    I thought it to be from the New York Times. It was not purposeful. Setting that aside, I don't think very many people believe that Obamacare will reduce the national debt. Do you?
  12. Subscriber FMF
    a.k.a. John W Booth
    01 Jul '10 20:22
    Originally posted by whodey
    I thought it to be from the New York Times. It was not purposeful. Setting that aside, I don't think very many people believe that Obamacare will reduce the national debt. Do you?
    You have Obama - and the majority that supported the reform bill - on one side, and you have Douglas Holtz-Eakin of the anti-health reform pressure group American Action Forum - the author of the hit piece quoted in the OP - on the other. The CBO is neutral and bi-partisan. What does the CBO have to say on the matter?
  13. 02 Jul '10 01:52
    Originally posted by FMF
    You have Obama - and the majority that supported the reform bill - on one side, and you have Douglas Holtz-Eakin of the anti-health reform pressure group American Action Forum - the author of the hit piece quoted in the OP - on the other. The CBO is neutral and bi-partisan. What does the CBO have to say on the matter?

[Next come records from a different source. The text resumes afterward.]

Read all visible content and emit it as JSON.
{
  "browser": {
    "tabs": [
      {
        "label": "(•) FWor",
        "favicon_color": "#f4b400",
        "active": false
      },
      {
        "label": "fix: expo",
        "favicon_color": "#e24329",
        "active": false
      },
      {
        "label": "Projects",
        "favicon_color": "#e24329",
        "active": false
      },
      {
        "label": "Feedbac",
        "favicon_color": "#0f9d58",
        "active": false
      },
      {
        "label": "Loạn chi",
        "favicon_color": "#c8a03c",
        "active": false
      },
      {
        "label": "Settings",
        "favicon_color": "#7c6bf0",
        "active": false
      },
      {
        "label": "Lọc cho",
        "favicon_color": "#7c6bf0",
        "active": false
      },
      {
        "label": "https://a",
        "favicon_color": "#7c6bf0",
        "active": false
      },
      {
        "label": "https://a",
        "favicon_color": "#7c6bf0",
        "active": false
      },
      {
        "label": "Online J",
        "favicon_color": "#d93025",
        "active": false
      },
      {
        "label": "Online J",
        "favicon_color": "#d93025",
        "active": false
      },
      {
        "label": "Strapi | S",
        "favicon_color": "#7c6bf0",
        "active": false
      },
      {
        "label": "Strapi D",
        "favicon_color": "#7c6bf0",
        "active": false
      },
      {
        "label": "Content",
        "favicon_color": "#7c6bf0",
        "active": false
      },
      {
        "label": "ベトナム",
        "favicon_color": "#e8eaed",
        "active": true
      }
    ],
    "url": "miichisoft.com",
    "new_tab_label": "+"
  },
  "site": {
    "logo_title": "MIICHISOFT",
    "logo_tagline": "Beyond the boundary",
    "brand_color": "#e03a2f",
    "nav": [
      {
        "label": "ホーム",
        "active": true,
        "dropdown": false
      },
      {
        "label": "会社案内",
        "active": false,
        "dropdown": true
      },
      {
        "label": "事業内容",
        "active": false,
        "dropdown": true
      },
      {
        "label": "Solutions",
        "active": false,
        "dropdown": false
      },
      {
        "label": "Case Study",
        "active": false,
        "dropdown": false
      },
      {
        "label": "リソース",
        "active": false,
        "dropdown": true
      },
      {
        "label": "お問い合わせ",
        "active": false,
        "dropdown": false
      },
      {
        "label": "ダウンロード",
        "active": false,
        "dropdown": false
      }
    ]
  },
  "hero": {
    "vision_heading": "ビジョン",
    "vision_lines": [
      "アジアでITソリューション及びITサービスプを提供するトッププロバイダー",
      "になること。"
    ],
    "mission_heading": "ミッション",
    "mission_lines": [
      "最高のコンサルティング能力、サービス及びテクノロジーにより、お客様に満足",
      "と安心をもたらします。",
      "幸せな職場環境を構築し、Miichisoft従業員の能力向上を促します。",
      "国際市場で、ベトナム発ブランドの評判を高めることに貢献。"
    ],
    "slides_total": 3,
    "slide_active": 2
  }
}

    This is priceless. On the one hand, Douglas Holtz Eakin is a lying poltical hack, but on the other hand, the most ardent supporters of Obamacare like Maurauder will not put their necks on the choping block by saying that this all knowing and neutral and bi-partisan group is correct when they claim that Obamacare will not raise the national debt substantially.

    Then again, what sane person will declare that the US can cover 30 million more people at a lower cost and not reduce the quality of care.
  14. Subscriber FMF
    a.k.a. John W Booth
    02 Jul '10 01:55
    Originally posted by whodey
    This is priceless. On the one hand, Douglas Holtz Eakin is a lying poltical hack, but on the other hand, the most ardent supporters of Obamacare like Maurauder will not put their necks on the choping block by saying that this all knowing and neutral and bi-partisan group is correct when they claim that Obamacare will not raise the national debt substantially.
    Is the CBO a partisan group like the Democratic Party or the American Action Forum?
  15. 02 Jul '10 02:28
    Originally posted by whodey
    I thought it to be from the New York Times. It was not purposeful. Setting that aside, I don't think very many people believe that Obamacare will reduce the national debt. Do you?
    Anyone who thinks the Obama care will decrease the national debt,, is a fool.
    A wishful thinker, out of touch with reality.